## Problem to solve
In the listing below, locate the lines that hold "icon" and copy them.

## Records for this task
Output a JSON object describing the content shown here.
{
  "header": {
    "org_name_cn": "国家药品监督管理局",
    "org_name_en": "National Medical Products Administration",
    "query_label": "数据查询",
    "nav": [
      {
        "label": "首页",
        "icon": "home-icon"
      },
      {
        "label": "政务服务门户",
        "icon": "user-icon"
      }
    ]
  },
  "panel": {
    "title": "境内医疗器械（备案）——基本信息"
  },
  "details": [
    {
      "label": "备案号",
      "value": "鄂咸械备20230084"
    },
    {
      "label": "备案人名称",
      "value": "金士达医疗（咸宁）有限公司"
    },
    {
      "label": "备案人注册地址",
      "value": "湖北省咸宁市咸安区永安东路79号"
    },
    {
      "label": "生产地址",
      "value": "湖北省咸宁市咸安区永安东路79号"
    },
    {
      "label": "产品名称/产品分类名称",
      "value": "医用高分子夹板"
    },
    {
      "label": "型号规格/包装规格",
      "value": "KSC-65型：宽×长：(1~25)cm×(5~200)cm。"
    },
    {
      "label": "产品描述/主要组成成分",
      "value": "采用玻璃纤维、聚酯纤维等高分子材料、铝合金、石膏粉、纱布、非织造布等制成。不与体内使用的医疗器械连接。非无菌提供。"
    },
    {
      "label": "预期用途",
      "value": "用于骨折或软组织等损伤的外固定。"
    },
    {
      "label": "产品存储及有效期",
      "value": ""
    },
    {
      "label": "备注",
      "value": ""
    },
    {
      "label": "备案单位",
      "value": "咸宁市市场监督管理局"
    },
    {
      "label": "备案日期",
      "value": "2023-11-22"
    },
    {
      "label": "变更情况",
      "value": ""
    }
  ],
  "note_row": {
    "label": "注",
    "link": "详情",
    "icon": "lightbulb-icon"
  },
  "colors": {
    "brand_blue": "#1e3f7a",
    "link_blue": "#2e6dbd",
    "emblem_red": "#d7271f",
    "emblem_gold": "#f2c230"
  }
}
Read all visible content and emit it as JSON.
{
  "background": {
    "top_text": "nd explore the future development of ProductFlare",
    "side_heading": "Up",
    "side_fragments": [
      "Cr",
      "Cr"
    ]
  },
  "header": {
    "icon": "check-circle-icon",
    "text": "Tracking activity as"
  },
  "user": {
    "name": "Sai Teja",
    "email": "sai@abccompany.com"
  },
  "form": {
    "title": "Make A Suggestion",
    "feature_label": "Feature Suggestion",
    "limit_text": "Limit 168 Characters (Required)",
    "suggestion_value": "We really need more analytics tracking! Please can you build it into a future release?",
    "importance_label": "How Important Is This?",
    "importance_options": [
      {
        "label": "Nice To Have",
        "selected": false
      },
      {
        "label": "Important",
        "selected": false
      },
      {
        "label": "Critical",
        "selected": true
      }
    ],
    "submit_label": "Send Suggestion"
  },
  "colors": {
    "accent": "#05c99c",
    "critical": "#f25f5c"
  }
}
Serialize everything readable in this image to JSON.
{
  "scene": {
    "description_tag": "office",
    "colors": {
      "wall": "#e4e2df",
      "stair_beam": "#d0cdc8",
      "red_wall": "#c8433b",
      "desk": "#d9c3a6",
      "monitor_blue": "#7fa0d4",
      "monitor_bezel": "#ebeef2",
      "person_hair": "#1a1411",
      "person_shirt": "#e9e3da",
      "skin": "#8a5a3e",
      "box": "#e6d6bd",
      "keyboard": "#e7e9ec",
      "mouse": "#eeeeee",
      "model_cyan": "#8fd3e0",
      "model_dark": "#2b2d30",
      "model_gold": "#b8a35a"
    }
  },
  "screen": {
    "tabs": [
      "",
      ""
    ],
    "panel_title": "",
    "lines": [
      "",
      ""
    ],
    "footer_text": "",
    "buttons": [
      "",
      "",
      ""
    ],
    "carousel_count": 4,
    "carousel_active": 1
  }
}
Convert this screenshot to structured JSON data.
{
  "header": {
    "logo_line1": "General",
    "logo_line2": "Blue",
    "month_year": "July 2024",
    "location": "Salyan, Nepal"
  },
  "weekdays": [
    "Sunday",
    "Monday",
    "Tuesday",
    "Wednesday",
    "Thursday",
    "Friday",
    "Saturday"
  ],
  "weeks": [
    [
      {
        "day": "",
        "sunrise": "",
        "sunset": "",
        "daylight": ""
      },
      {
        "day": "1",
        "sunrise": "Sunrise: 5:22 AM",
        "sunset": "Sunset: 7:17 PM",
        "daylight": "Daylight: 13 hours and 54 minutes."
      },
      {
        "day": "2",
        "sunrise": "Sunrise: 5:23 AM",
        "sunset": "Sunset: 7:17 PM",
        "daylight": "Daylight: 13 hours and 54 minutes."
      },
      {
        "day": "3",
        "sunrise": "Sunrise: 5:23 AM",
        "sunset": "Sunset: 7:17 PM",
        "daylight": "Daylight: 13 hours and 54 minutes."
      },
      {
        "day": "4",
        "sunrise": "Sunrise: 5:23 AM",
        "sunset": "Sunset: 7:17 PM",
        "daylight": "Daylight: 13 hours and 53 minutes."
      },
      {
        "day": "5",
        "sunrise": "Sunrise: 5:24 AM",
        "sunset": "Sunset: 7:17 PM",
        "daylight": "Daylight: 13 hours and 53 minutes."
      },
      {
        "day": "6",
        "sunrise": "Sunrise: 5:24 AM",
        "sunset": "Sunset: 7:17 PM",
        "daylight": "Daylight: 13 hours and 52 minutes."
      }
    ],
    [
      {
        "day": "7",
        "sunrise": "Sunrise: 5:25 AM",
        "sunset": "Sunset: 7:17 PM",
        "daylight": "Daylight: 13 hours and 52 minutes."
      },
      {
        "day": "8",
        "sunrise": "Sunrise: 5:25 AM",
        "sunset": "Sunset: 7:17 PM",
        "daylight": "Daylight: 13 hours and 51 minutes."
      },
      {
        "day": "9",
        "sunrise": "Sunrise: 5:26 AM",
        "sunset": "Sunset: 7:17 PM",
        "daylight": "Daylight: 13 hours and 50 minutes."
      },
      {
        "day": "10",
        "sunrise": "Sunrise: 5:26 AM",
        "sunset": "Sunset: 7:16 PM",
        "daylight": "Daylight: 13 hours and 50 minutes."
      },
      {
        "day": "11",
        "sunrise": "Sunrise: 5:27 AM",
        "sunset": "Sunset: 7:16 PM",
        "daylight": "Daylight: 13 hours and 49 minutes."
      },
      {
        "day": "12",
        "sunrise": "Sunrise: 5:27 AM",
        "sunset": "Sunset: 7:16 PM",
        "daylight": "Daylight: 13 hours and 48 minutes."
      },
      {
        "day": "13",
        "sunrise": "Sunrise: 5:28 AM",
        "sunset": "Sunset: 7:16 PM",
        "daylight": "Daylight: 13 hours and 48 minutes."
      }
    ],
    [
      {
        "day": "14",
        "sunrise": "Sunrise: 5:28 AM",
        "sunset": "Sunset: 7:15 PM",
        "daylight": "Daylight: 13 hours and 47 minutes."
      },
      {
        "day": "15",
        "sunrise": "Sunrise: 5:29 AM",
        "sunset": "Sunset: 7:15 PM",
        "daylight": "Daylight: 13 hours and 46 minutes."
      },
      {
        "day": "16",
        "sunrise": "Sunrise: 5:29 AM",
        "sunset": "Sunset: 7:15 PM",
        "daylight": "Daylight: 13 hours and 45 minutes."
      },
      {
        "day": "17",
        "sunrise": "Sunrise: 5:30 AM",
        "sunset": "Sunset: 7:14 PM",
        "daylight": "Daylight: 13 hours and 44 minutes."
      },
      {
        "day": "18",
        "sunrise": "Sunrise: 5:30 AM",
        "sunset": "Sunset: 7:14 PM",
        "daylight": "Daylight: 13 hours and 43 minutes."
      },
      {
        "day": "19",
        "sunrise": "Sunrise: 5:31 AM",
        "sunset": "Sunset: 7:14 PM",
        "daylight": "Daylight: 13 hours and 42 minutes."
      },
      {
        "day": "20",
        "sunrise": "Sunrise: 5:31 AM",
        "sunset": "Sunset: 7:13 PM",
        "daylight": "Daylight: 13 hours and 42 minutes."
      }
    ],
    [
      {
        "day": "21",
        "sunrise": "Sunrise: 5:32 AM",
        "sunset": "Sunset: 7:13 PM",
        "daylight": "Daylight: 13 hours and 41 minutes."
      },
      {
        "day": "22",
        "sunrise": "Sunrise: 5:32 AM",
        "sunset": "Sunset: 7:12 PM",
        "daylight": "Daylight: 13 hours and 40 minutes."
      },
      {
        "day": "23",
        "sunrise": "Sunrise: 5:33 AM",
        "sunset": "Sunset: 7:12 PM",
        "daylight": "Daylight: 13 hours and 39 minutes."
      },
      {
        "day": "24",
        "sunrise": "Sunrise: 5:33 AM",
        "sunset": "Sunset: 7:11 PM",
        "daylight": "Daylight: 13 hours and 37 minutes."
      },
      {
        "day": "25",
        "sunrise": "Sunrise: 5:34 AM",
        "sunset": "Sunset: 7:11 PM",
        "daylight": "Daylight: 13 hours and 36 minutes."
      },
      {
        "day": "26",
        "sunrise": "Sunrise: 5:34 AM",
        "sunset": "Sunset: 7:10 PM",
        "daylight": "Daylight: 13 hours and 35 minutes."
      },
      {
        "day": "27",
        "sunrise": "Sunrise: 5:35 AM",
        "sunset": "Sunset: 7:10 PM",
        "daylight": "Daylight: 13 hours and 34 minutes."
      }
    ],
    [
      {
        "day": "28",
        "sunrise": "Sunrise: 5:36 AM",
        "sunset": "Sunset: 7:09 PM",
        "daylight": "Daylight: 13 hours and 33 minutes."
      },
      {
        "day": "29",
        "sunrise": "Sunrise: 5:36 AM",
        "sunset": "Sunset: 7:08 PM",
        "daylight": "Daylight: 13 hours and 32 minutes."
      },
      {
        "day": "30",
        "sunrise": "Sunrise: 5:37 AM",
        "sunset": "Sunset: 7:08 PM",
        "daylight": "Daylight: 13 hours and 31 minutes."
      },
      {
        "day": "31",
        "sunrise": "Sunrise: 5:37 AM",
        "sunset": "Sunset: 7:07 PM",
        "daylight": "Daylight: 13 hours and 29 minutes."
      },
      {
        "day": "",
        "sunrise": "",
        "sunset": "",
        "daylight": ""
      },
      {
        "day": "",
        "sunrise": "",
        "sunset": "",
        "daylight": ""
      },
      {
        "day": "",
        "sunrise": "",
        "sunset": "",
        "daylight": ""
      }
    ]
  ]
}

## Written reply
        "icon": "home-icon"
        "icon": "user-icon"
    "icon": "lightbulb-icon"
    "icon": "check-circle-icon",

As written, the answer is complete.